While Oakland must exert some fiscal effort to meet even the costs of an incremental, multi-benefit plan that takes advantage of synergies with expenditures necessary to provide other key municipal services, Save The Bay is also committed to pursuing new funding sources that will help underwrite zero trash implementation.

In particular, Save The Bay is working hard to pass SB 231 (Hertzberg), which would clarify the definition that enables agency charges for sewer services to include charges associated with the stormwater sewer system.

How You Can Help

If you are an Oakland resident, please email your City Councilmember and write that you need them to:

  • Support a greener city and a cleaner Bay in the city budget by fully funding a detailed, multi-benefit program that will meet the Water Board’s 2017 and 2018 stormwater trash reduction requirements.
  • Ensure city staff sets forth a comprehensive plan now to meet the Water Board’s 2022 zero trash goal.

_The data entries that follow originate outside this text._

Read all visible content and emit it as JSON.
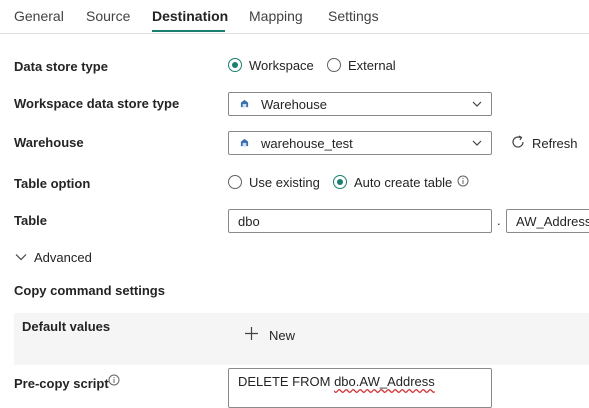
{
  "tabs": [
    {
      "label": "General"
    },
    {
      "label": "Source"
    },
    {
      "label": "Destination"
    },
    {
      "label": "Mapping"
    },
    {
      "label": "Settings"
    }
  ],
  "form": {
    "data_store_type": {
      "label": "Data store type",
      "options": [
        "Workspace",
        "External"
      ],
      "selected": "Workspace"
    },
    "workspace_data_store_type": {
      "label": "Workspace data store type",
      "value": "Warehouse"
    },
    "warehouse": {
      "label": "Warehouse",
      "value": "warehouse_test",
      "refresh_label": "Refresh"
    },
    "table_option": {
      "label": "Table option",
      "options": [
        "Use existing",
        "Auto create table"
      ],
      "selected": "Auto create table"
    },
    "table": {
      "label": "Table",
      "schema": "dbo",
      "separator": ".",
      "name": "AW_Address"
    },
    "advanced_label": "Advanced",
    "copy_command_settings_label": "Copy command settings",
    "default_values": {
      "label": "Default values",
      "new_label": "New"
    },
    "pre_copy_script": {
      "label": "Pre-copy script",
      "value_prefix": "DELETE FROM ",
      "value_spellcheck": "dbo.AW_Address"
    }
  },
  "colors": {
    "accent": "#1a7f6f",
    "text": "#242424",
    "section_bg": "#f5f5f5"
  },
  "icons": [
    "info-icon",
    "refresh-icon",
    "chevron-down-icon",
    "warehouse-icon",
    "plus-icon"
  ]
}
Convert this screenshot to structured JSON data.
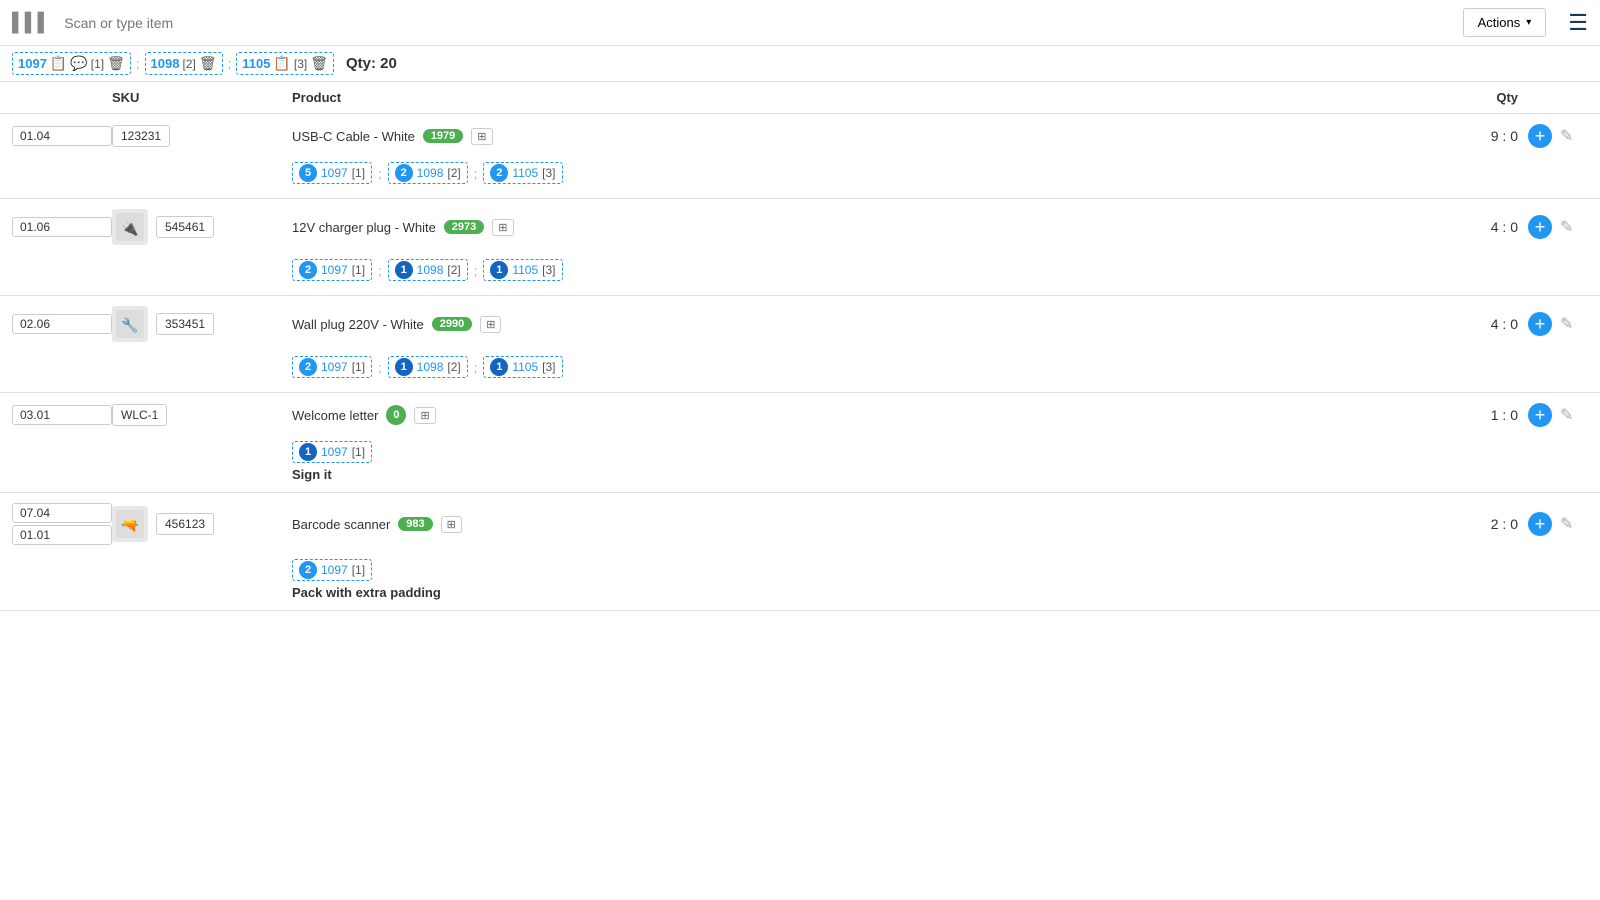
{
  "topbar": {
    "scan_placeholder": "Scan or type item",
    "actions_label": "Actions",
    "barcode_symbol": "▌▌▌"
  },
  "tabs": [
    {
      "id": "1097",
      "count": "[1]",
      "has_copy": true,
      "has_comment": true,
      "has_delete": true
    },
    {
      "id": "1098",
      "count": "[2]",
      "has_copy": false,
      "has_comment": false,
      "has_delete": true
    },
    {
      "id": "1105",
      "count": "[3]",
      "has_copy": true,
      "has_comment": false,
      "has_delete": true
    }
  ],
  "qty_label": "Qty:",
  "qty_value": "20",
  "table": {
    "headers": [
      "",
      "SKU",
      "Product",
      "Qty",
      ""
    ],
    "rows": [
      {
        "locations": [
          "01.04"
        ],
        "has_image": false,
        "sku": "123231",
        "product_name": "USB-C Cable - White",
        "badge": "1979",
        "qty": "9 : 0",
        "chips": [
          {
            "num": "5",
            "id": "1097",
            "count": "[1]",
            "dark": false
          },
          {
            "num": "2",
            "id": "1098",
            "count": "[2]",
            "dark": false
          },
          {
            "num": "2",
            "id": "1105",
            "count": "[3]",
            "dark": false
          }
        ],
        "note": null
      },
      {
        "locations": [
          "01.06"
        ],
        "has_image": true,
        "image_symbol": "🔌",
        "sku": "545461",
        "product_name": "12V charger plug - White",
        "badge": "2973",
        "qty": "4 : 0",
        "chips": [
          {
            "num": "2",
            "id": "1097",
            "count": "[1]",
            "dark": false
          },
          {
            "num": "1",
            "id": "1098",
            "count": "[2]",
            "dark": true
          },
          {
            "num": "1",
            "id": "1105",
            "count": "[3]",
            "dark": true
          }
        ],
        "note": null
      },
      {
        "locations": [
          "02.06"
        ],
        "has_image": true,
        "image_symbol": "🔧",
        "sku": "353451",
        "product_name": "Wall plug 220V - White",
        "badge": "2990",
        "qty": "4 : 0",
        "chips": [
          {
            "num": "2",
            "id": "1097",
            "count": "[1]",
            "dark": false
          },
          {
            "num": "1",
            "id": "1098",
            "count": "[2]",
            "dark": true
          },
          {
            "num": "1",
            "id": "1105",
            "count": "[3]",
            "dark": true
          }
        ],
        "note": null
      },
      {
        "locations": [
          "03.01"
        ],
        "has_image": false,
        "sku": "WLC-1",
        "product_name": "Welcome letter",
        "badge": "0",
        "badge_zero": true,
        "qty": "1 : 0",
        "chips": [
          {
            "num": "1",
            "id": "1097",
            "count": "[1]",
            "dark": true
          }
        ],
        "note": "Sign it"
      },
      {
        "locations": [
          "07.04",
          "01.01"
        ],
        "has_image": true,
        "image_symbol": "🔫",
        "sku": "456123",
        "product_name": "Barcode scanner",
        "badge": "983",
        "qty": "2 : 0",
        "chips": [
          {
            "num": "2",
            "id": "1097",
            "count": "[1]",
            "dark": false
          }
        ],
        "note": "Pack with extra padding"
      }
    ]
  }
}
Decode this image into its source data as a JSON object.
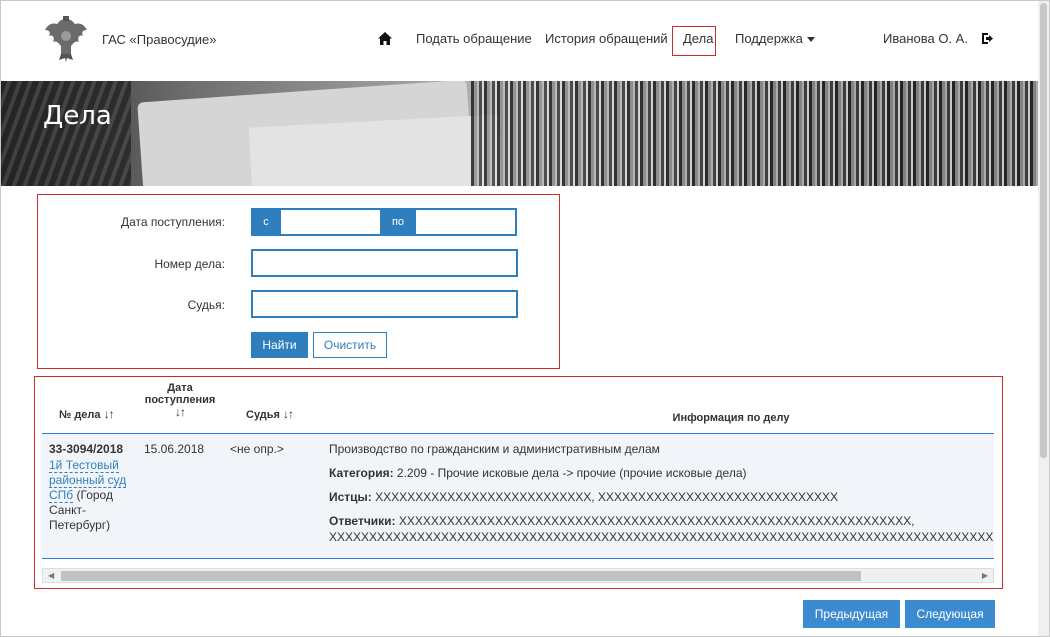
{
  "header": {
    "brand": "ГАС «Правосудие»",
    "nav": {
      "home_icon": "home-icon",
      "submit": "Подать обращение",
      "history": "История обращений",
      "cases": "Дела",
      "support": "Поддержка",
      "user": "Иванова О. А.",
      "logout_icon": "logout-icon"
    },
    "accent_color": "#c9302c"
  },
  "banner": {
    "title": "Дела"
  },
  "filter": {
    "date_label": "Дата поступления:",
    "from_addon": "с",
    "from_value": "",
    "to_addon": "по",
    "to_value": "",
    "case_number_label": "Номер дела:",
    "case_number_value": "",
    "judge_label": "Судья:",
    "judge_value": "",
    "find_button": "Найти",
    "clear_button": "Очистить"
  },
  "table": {
    "columns": {
      "number": "№ дела",
      "date": "Дата поступления",
      "judge": "Судья",
      "info": "Информация по делу"
    },
    "rows": [
      {
        "number": "33-3094/2018",
        "court_link": "1й Тестовый районный суд СПб",
        "court_city": "(Город Санкт-Петербург)",
        "date": "15.06.2018",
        "judge": "<не опр.>",
        "production": "Производство по гражданским и административным делам",
        "category_label": "Категория:",
        "category": "2.209 - Прочие исковые дела -> прочие (прочие исковые дела)",
        "plaintiffs_label": "Истцы:",
        "plaintiffs": "XXXXXXXXXXXXXXXXXXXXXXXXXXX, XXXXXXXXXXXXXXXXXXXXXXXXXXXXXX",
        "defendants_label": "Ответчики:",
        "defendants_1": "XXXXXXXXXXXXXXXXXXXXXXXXXXXXXXXXXXXXXXXXXXXXXXXXXXXXXXXXXXXXXXXX,",
        "defendants_2": "XXXXXXXXXXXXXXXXXXXXXXXXXXXXXXXXXXXXXXXXXXXXXXXXXXXXXXXXXXXXXXXXXXXXXXXXXXXXXXXXXXXXXXXXXXXXXXXXXXXXXXXXXX"
      }
    ]
  },
  "pagination": {
    "prev": "Предыдущая",
    "next": "Следующая"
  }
}
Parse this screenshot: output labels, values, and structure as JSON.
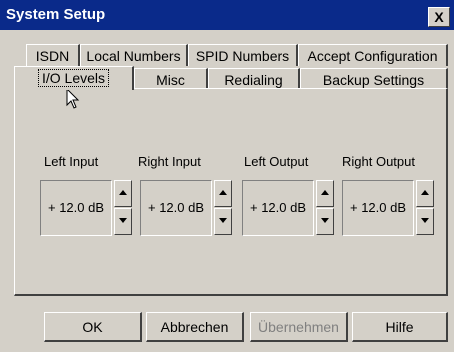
{
  "window": {
    "title": "System Setup",
    "close_glyph": "X"
  },
  "tabs_row1": [
    {
      "label": "ISDN"
    },
    {
      "label": "Local Numbers"
    },
    {
      "label": "SPID Numbers"
    },
    {
      "label": "Accept Configuration"
    }
  ],
  "tabs_row2": [
    {
      "label": "I/O Levels",
      "active": true
    },
    {
      "label": "Misc"
    },
    {
      "label": "Redialing"
    },
    {
      "label": "Backup Settings"
    }
  ],
  "channels": [
    {
      "label": "Left Input",
      "value": "+ 12.0 dB"
    },
    {
      "label": "Right Input",
      "value": "+ 12.0 dB"
    },
    {
      "label": "Left Output",
      "value": "+ 12.0 dB"
    },
    {
      "label": "Right Output",
      "value": "+ 12.0 dB"
    }
  ],
  "buttons": {
    "ok": "OK",
    "cancel": "Abbrechen",
    "apply": "Übernehmen",
    "help": "Hilfe"
  },
  "icons": {
    "cursor": "arrow-cursor-icon",
    "close": "close-icon"
  },
  "colors": {
    "titlebar": "#0a2a8a",
    "face": "#d4d0c8"
  }
}
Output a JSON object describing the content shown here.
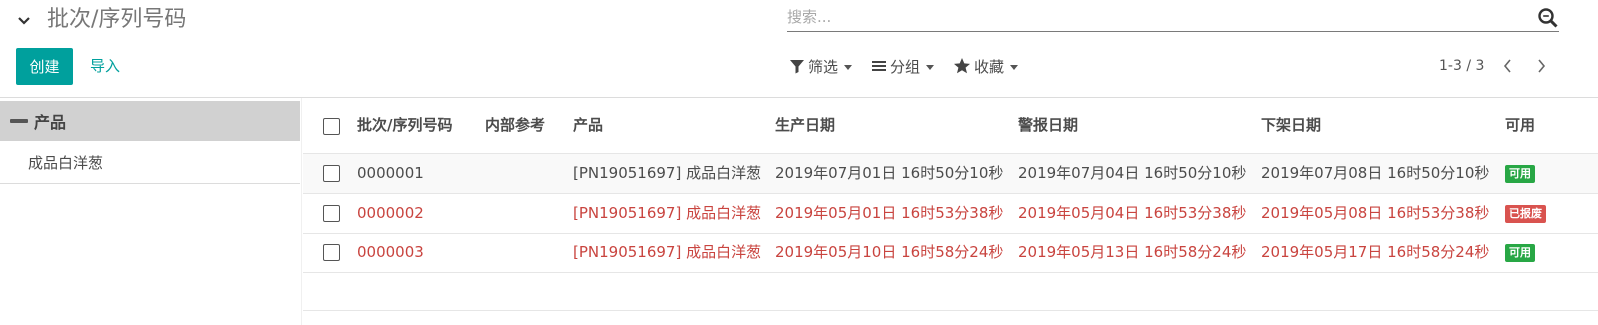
{
  "breadcrumb": {
    "title": "批次/序列号码"
  },
  "search": {
    "placeholder": "搜索..."
  },
  "buttons": {
    "create": "创建",
    "import": "导入"
  },
  "toolbar": {
    "filter": "筛选",
    "group": "分组",
    "favorites": "收藏"
  },
  "pager": {
    "value": "1-3 / 3"
  },
  "sidebar": {
    "header": "产品",
    "items": [
      {
        "label": "成品白洋葱"
      }
    ]
  },
  "table": {
    "columns": [
      "批次/序列号码",
      "内部参考",
      "产品",
      "生产日期",
      "警报日期",
      "下架日期",
      "可用"
    ],
    "rows": [
      {
        "lot": "0000001",
        "ref": "",
        "product": "[PN19051697] 成品白洋葱",
        "prod_date": "2019年07月01日 16时50分10秒",
        "alert_date": "2019年07月04日 16时50分10秒",
        "removal_date": "2019年07月08日 16时50分10秒",
        "status": "可用",
        "status_color": "#28a745",
        "text_color": "#4c4c4c"
      },
      {
        "lot": "0000002",
        "ref": "",
        "product": "[PN19051697] 成品白洋葱",
        "prod_date": "2019年05月01日 16时53分38秒",
        "alert_date": "2019年05月04日 16时53分38秒",
        "removal_date": "2019年05月08日 16时53分38秒",
        "status": "已报废",
        "status_color": "#d9534f",
        "text_color": "#c9443f"
      },
      {
        "lot": "0000003",
        "ref": "",
        "product": "[PN19051697] 成品白洋葱",
        "prod_date": "2019年05月10日 16时58分24秒",
        "alert_date": "2019年05月13日 16时58分24秒",
        "removal_date": "2019年05月17日 16时58分24秒",
        "status": "可用",
        "status_color": "#28a745",
        "text_color": "#c9443f"
      }
    ]
  },
  "colors": {
    "accent": "#00a09d",
    "danger_text": "#c9443f",
    "success_badge": "#28a745",
    "danger_badge": "#d9534f"
  }
}
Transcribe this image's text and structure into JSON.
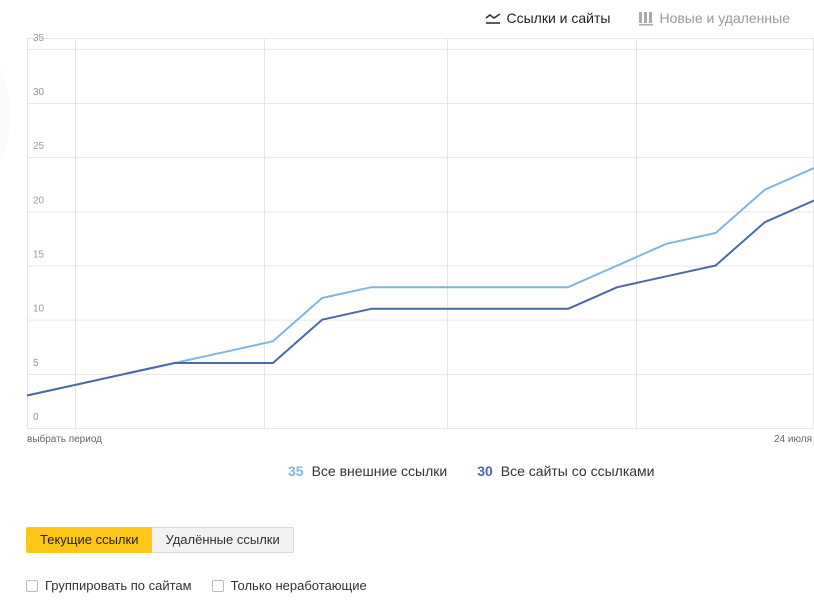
{
  "tabs": [
    {
      "label": "Ссылки и сайты",
      "icon": "line-chart-icon",
      "active": true
    },
    {
      "label": "Новые и удаленные",
      "icon": "bar-chart-icon",
      "active": false
    }
  ],
  "chart_data": {
    "type": "line",
    "ylim": [
      0,
      36
    ],
    "yticks": [
      "0",
      "5",
      "10",
      "15",
      "20",
      "25",
      "30",
      "35"
    ],
    "x_labels": {
      "left": "выбрать период",
      "right": "24 июля"
    },
    "grid": true,
    "series": [
      {
        "name": "Все внешние ссылки",
        "total": "35",
        "color": "#7fb6e0",
        "values": [
          3,
          4,
          5,
          6,
          7,
          8,
          12,
          13,
          13,
          13,
          13,
          13,
          15,
          17,
          18,
          22,
          24
        ]
      },
      {
        "name": "Все сайты со ссылками",
        "total": "30",
        "color": "#4a6aa5",
        "values": [
          3,
          4,
          5,
          6,
          6,
          6,
          10,
          11,
          11,
          11,
          11,
          11,
          13,
          14,
          15,
          19,
          21
        ]
      }
    ]
  },
  "segment": {
    "current_label": "Текущие ссылки",
    "removed_label": "Удалённые ссылки"
  },
  "options": {
    "group_label": "Группировать по сайтам",
    "broken_label": "Только неработающие"
  }
}
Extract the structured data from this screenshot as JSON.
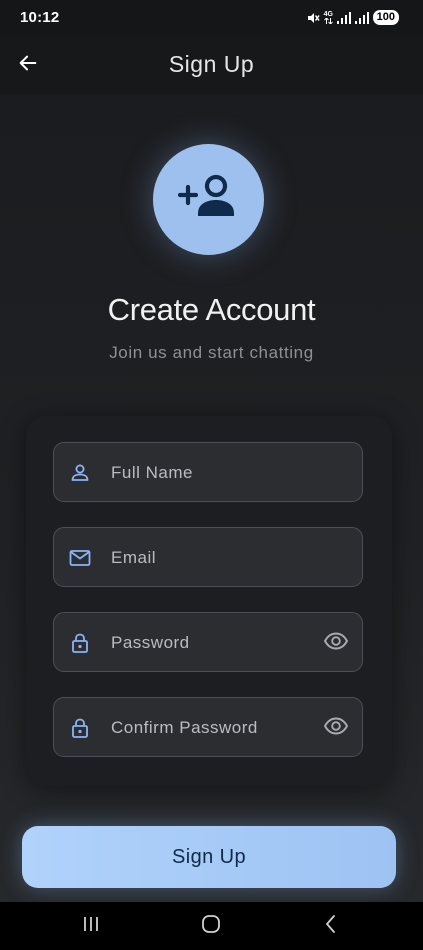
{
  "status_bar": {
    "time": "10:12",
    "network": "4G",
    "battery": "100",
    "icons": [
      "mute-icon",
      "network-4g-icon",
      "signal-icon",
      "signal-icon",
      "battery-icon"
    ]
  },
  "app_bar": {
    "title": "Sign Up",
    "back_icon": "arrow-back-icon"
  },
  "hero": {
    "icon": "person-add-icon",
    "title": "Create Account",
    "subtitle": "Join us and start chatting"
  },
  "form": {
    "fields": [
      {
        "label": "Full Name",
        "icon": "person-icon",
        "value": ""
      },
      {
        "label": "Email",
        "icon": "mail-icon",
        "value": ""
      },
      {
        "label": "Password",
        "icon": "lock-icon",
        "value": "",
        "toggle_icon": "eye-icon"
      },
      {
        "label": "Confirm Password",
        "icon": "lock-icon",
        "value": "",
        "toggle_icon": "eye-icon"
      }
    ]
  },
  "submit": {
    "label": "Sign Up"
  },
  "nav_bar": {
    "items": [
      "recents-icon",
      "home-icon",
      "back-icon"
    ]
  },
  "colors": {
    "accent": "#9ec3f3",
    "icon_blue": "#8ab4f8",
    "dark_icon": "#0f2a4a",
    "background": "#1f2124",
    "field_border": "#4c4f55"
  }
}
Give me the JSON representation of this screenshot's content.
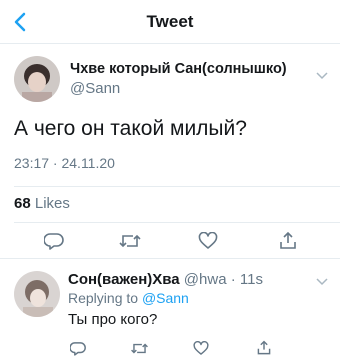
{
  "header": {
    "title": "Tweet"
  },
  "tweet": {
    "author_name": "Чхве который Сан(солнышко)",
    "handle": "@Sann",
    "text": "А чего он такой милый?",
    "timestamp": "23:17 · 24.11.20",
    "likes_count": "68",
    "likes_label": "Likes"
  },
  "reply": {
    "author_name": "Сон(важен)Хва",
    "handle": "@hwa",
    "time": "· 11s",
    "replying_label": "Replying to",
    "replying_handle": "@Sann",
    "text": "Ты про кого?"
  },
  "colors": {
    "accent": "#1da1f2",
    "muted": "#657786",
    "divider": "#e6ecf0"
  },
  "icons": [
    "back-chevron-icon",
    "chevron-down-icon",
    "reply-icon",
    "retweet-icon",
    "like-icon",
    "share-icon"
  ]
}
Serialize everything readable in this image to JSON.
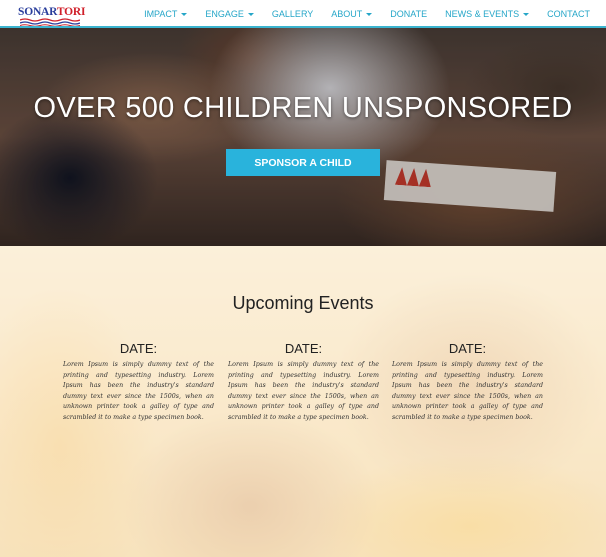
{
  "brand": {
    "logo_text_a": "SONAR",
    "logo_text_b": "TORI",
    "accent": "#29b3dc"
  },
  "nav": {
    "items": [
      {
        "label": "IMPACT",
        "dropdown": true
      },
      {
        "label": "ENGAGE",
        "dropdown": true
      },
      {
        "label": "GALLERY",
        "dropdown": false
      },
      {
        "label": "ABOUT",
        "dropdown": true
      },
      {
        "label": "DONATE",
        "dropdown": false
      },
      {
        "label": "NEWS & EVENTS",
        "dropdown": true
      },
      {
        "label": "CONTACT",
        "dropdown": false
      }
    ]
  },
  "hero": {
    "title": "OVER 500 CHILDREN UNSPONSORED",
    "button_label": "SPONSOR A CHILD"
  },
  "events": {
    "title": "Upcoming Events",
    "items": [
      {
        "date_label": "DATE:",
        "text": "Lorem Ipsum is simply dummy text of the printing and typesetting industry. Lorem Ipsum has been the industry's standard dummy text ever since the 1500s, when an unknown printer took a galley of type and scrambled it to make a type specimen book."
      },
      {
        "date_label": "DATE:",
        "text": "Lorem Ipsum is simply dummy text of the printing and typesetting industry. Lorem Ipsum has been the industry's standard dummy text ever since the 1500s, when an unknown printer took a galley of type and scrambled it to make a type specimen book."
      },
      {
        "date_label": "DATE:",
        "text": "Lorem Ipsum is simply dummy text of the printing and typesetting industry. Lorem Ipsum has been the industry's standard dummy text ever since the 1500s, when an unknown printer took a galley of type and scrambled it to make a type specimen book."
      }
    ]
  }
}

If you are not an Oakland resident, please sign our petition to Oakland City Council and let them know “The Whole Bay Is Watching” and wants to see Oakland lead the way to a clean and healthy Bay by achieving its 2017 and 2018 stormwater trash reduction requirements and laying out a plan to get to zero trash by 2022.